The SXW filetype is a document format that was primarily associated with OpenOffice.org Writer, the word processing component of the OpenOffice.org suite. Originating in the early 2000s, SXW files were part of the initial wave of XML-based office document formats aimed at providing an alternative to the proprietary formats of the time. SXW stands for 'StarOffice Writer,' reflecting the software's origins from StarOffice, which served as the codebase for OpenOffice.org.
Understanding the SXW Filetype
The SXW format uses XML to structure and store the document contents, which includes text, images, and other media, as well as formatting and style information. This XML-based approach ensures that documents are not locked into a single software ecosystem, allowing for greater interoperability between different systems and software applications.

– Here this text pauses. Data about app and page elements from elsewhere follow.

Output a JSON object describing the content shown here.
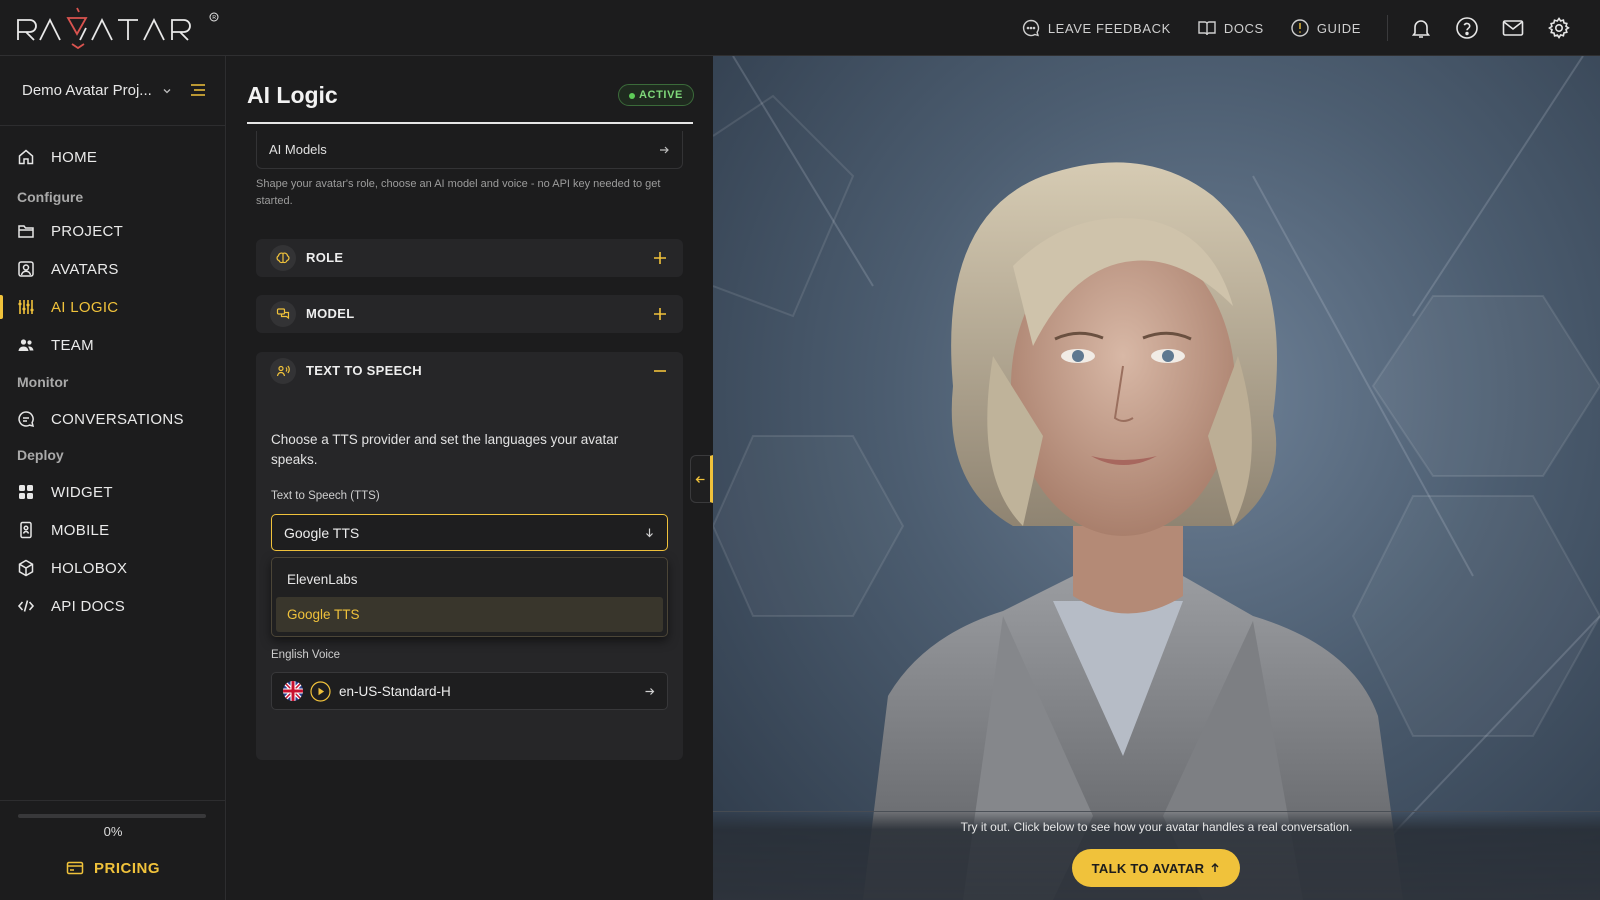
{
  "brand": {
    "logo_text": "RAVATAR"
  },
  "topbar": {
    "feedback_label": "LEAVE FEEDBACK",
    "docs_label": "DOCS",
    "guide_label": "GUIDE"
  },
  "sidebar": {
    "project_name": "Demo Avatar Proj...",
    "home": "HOME",
    "section_configure": "Configure",
    "project": "PROJECT",
    "avatars": "AVATARS",
    "ai_logic": "AI LOGIC",
    "team": "TEAM",
    "section_monitor": "Monitor",
    "conversations": "CONVERSATIONS",
    "section_deploy": "Deploy",
    "widget": "WIDGET",
    "mobile": "MOBILE",
    "holobox": "HOLOBOX",
    "api_docs": "API DOCS",
    "progress_text": "0%",
    "progress_value": 0,
    "pricing": "PRICING"
  },
  "panel": {
    "title": "AI Logic",
    "status": "ACTIVE",
    "models_label": "AI Models",
    "help_text": "Shape your avatar's role, choose an AI model and voice - no API key needed to get started.",
    "role_label": "ROLE",
    "model_label": "MODEL",
    "tts_label": "TEXT TO SPEECH",
    "tts_description": "Choose a TTS provider and set the languages your avatar speaks.",
    "tts_field_label": "Text to Speech (TTS)",
    "tts_selected": "Google TTS",
    "tts_options": [
      "ElevenLabs",
      "Google TTS"
    ],
    "voice_label": "English Voice",
    "voice_value": "en-US-Standard-H"
  },
  "stage": {
    "hint": "Try it out. Click below to see how your avatar handles a real conversation.",
    "talk_button": "TALK TO AVATAR"
  },
  "colors": {
    "accent": "#f0c23b",
    "active_green": "#5ecb58",
    "background": "#1c1c1d"
  }
}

Software Compatibility with SXW Files
While SXW files were primarily used with OpenOffice.org Writer, they were also compatible with other software such as StarOffice, LibreOffice, and NeoOffice. These applications supported opening, editing, and saving in the SXW format. However, as OpenDocument Format (ODF) became the standard for open-source office suites, the use of the SXW format has diminished significantly.

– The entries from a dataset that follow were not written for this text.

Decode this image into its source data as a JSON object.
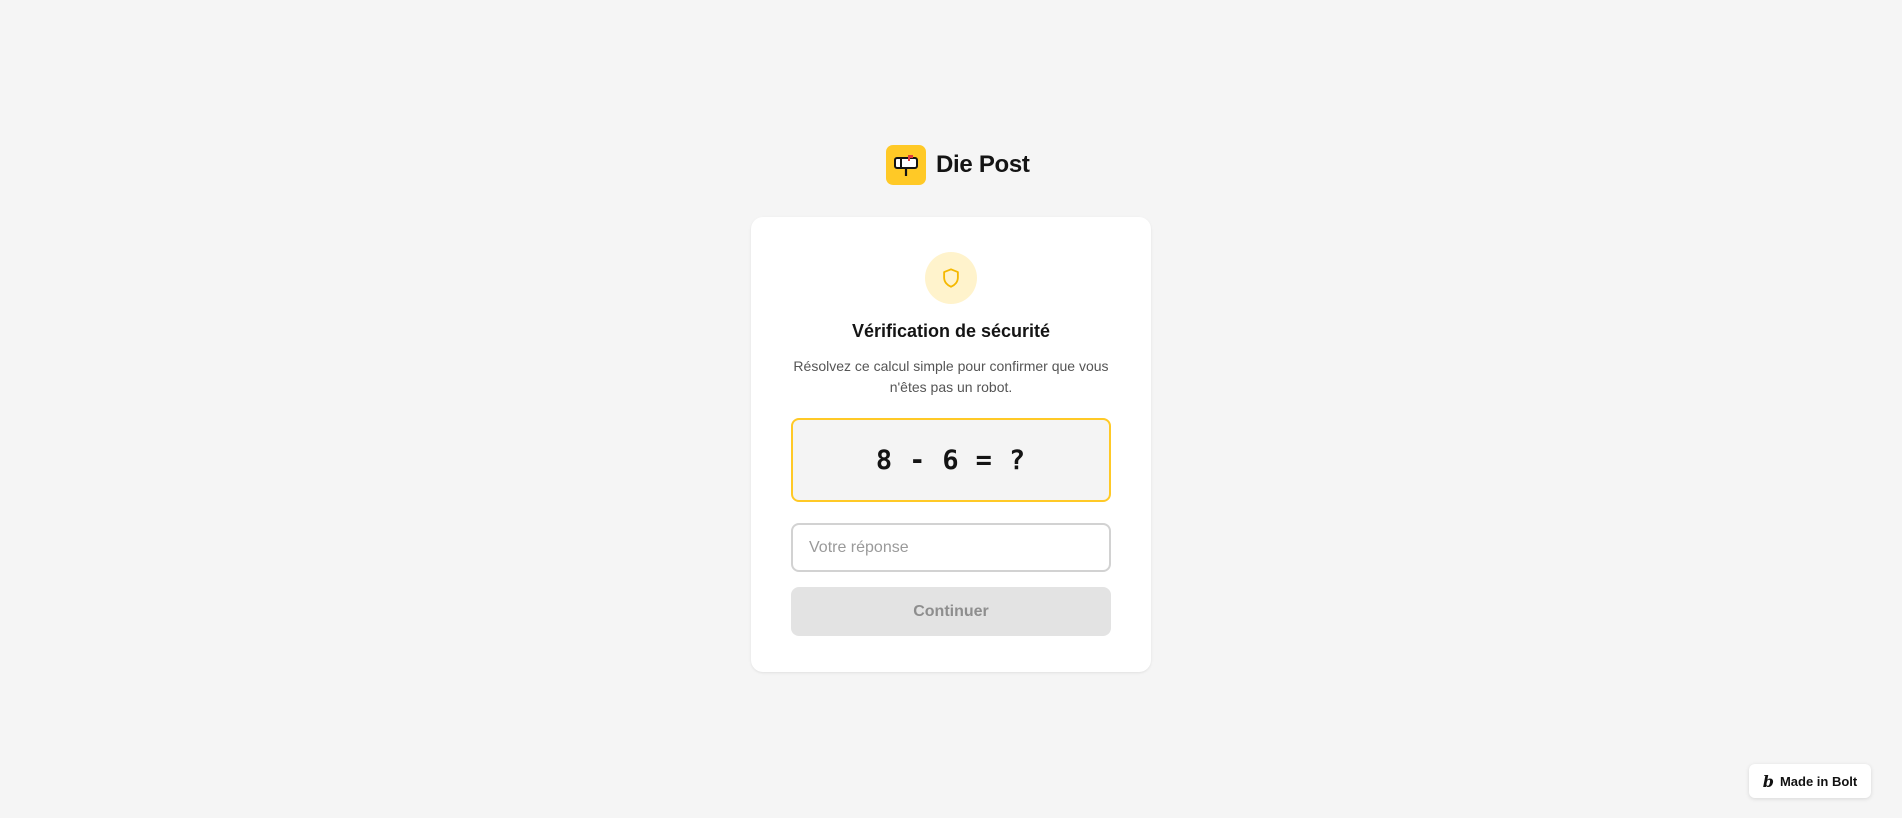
{
  "brand": {
    "name": "Die Post",
    "logo_icon": "mailbox-icon",
    "accent_color": "#ffc926"
  },
  "card": {
    "icon": "shield-icon",
    "title": "Vérification de sécurité",
    "subtitle": "Résolvez ce calcul simple pour confirmer que vous n'êtes pas un robot.",
    "equation": {
      "a": "8",
      "operator": "-",
      "b": "6",
      "equals": "=",
      "unknown": "?"
    },
    "answer_input": {
      "value": "",
      "placeholder": "Votre réponse"
    },
    "continue_label": "Continuer"
  },
  "badge": {
    "icon": "bolt-b-icon",
    "label": "Made in Bolt"
  }
}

Alternatives to SXW
Today, the most widely adopted alternative to SXW is the ODF, specifically the ODT (OpenDocument Text) format, which is an open standard for documents and is also XML-based. Other prevalent alternatives include Microsoft's DOCX and Google's GDOC formats, which are used respectively in Microsoft Office and Google Docs. These formats have become more common due to their integration with widely-used software ecosystems and cloud-based services.

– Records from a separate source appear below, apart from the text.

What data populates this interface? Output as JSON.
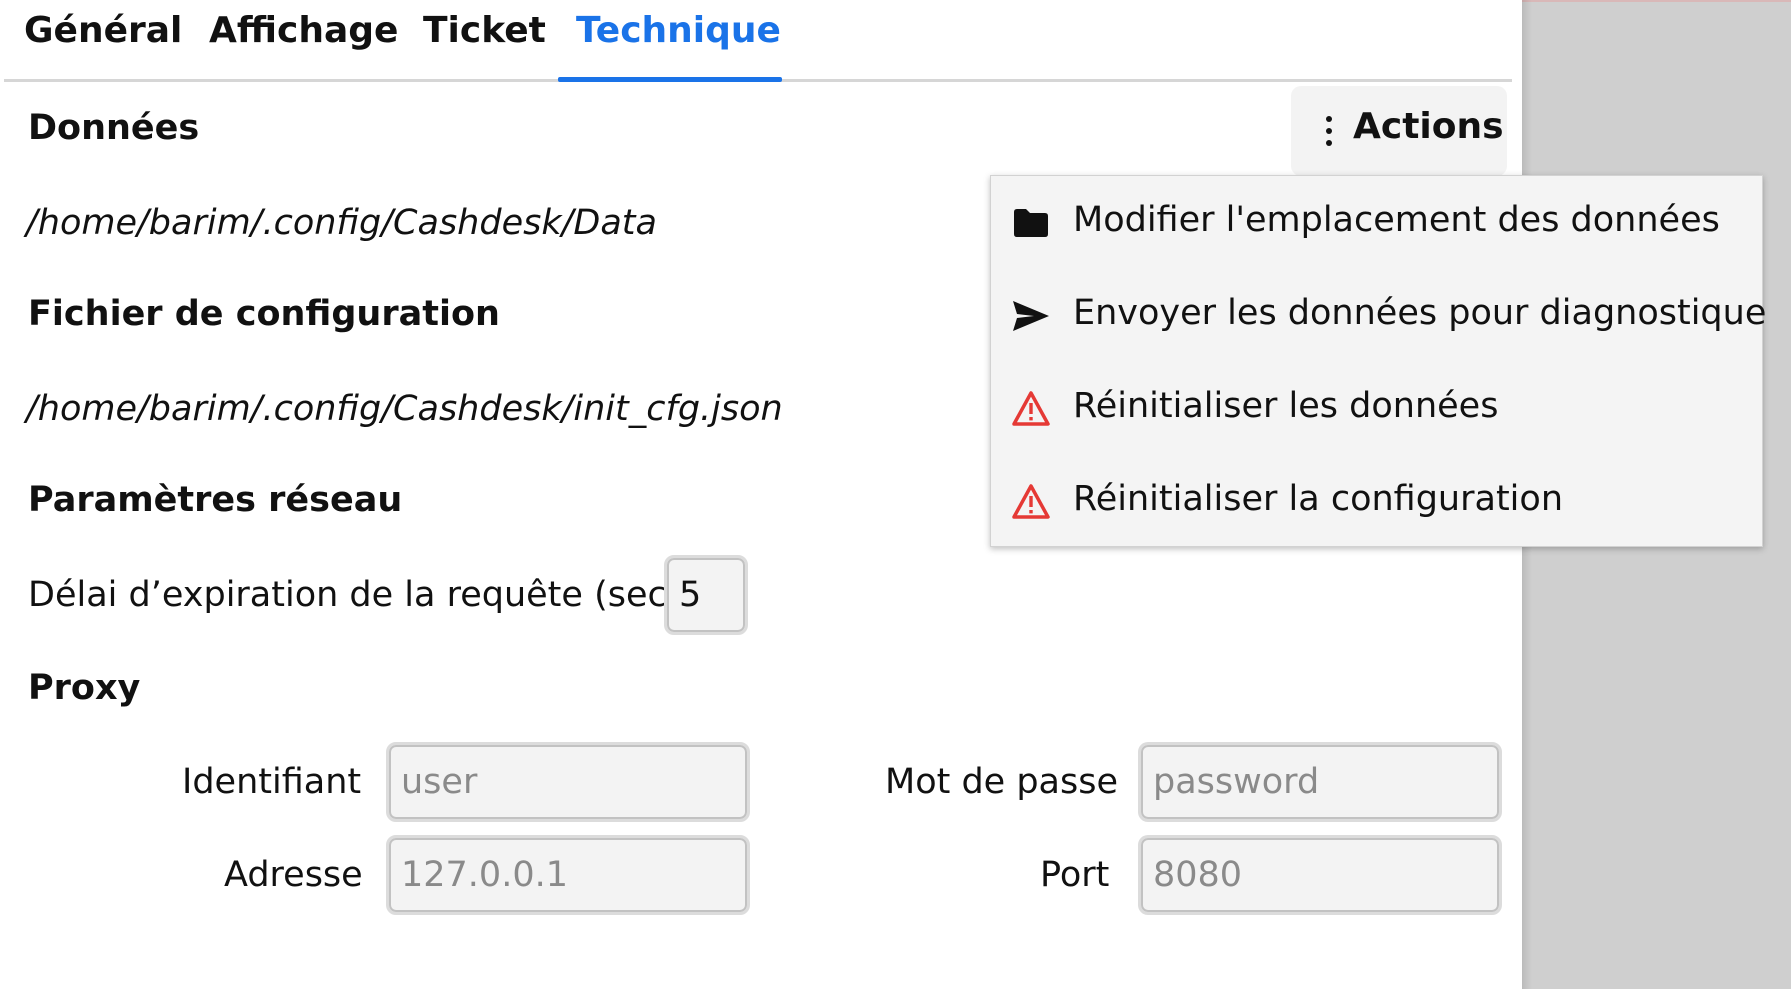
{
  "tabs": [
    {
      "label": "Général",
      "active": false
    },
    {
      "label": "Affichage",
      "active": false
    },
    {
      "label": "Ticket",
      "active": false
    },
    {
      "label": "Technique",
      "active": true
    }
  ],
  "data_section": {
    "title": "Données",
    "path": "/home/barim/.config/Cashdesk/Data"
  },
  "config_section": {
    "title": "Fichier de configuration",
    "path": "/home/barim/.config/Cashdesk/init_cfg.json"
  },
  "network_section": {
    "title": "Paramètres réseau",
    "timeout_label": "Délai d’expiration de la requête (sec)",
    "timeout_value": "5"
  },
  "proxy_section": {
    "title": "Proxy",
    "username_label": "Identifiant",
    "username_placeholder": "user",
    "password_label": "Mot de passe",
    "password_placeholder": "password",
    "address_label": "Adresse",
    "address_placeholder": "127.0.0.1",
    "port_label": "Port",
    "port_placeholder": "8080"
  },
  "actions": {
    "button_label": "Actions",
    "button_icon": "kebab-vertical-icon",
    "menu_items": [
      {
        "label": "Modifier l'emplacement des données",
        "icon": "folder-icon"
      },
      {
        "label": "Envoyer les données pour diagnostique",
        "icon": "send-icon"
      },
      {
        "label": "Réinitialiser les données",
        "icon": "warning-icon"
      },
      {
        "label": "Réinitialiser la configuration",
        "icon": "warning-icon"
      }
    ]
  },
  "colors": {
    "accent": "#1a73e8",
    "warning": "#e53935",
    "side_panel": "#cfcfcf"
  }
}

Understanding the history and evolution of file formats like SXW highlights the ongoing efforts to maintain interoperability and user choice in document creation and management. As the landscape of digital documentation continues to evolve, the principles of accessibility and open standards remain as vital as ever.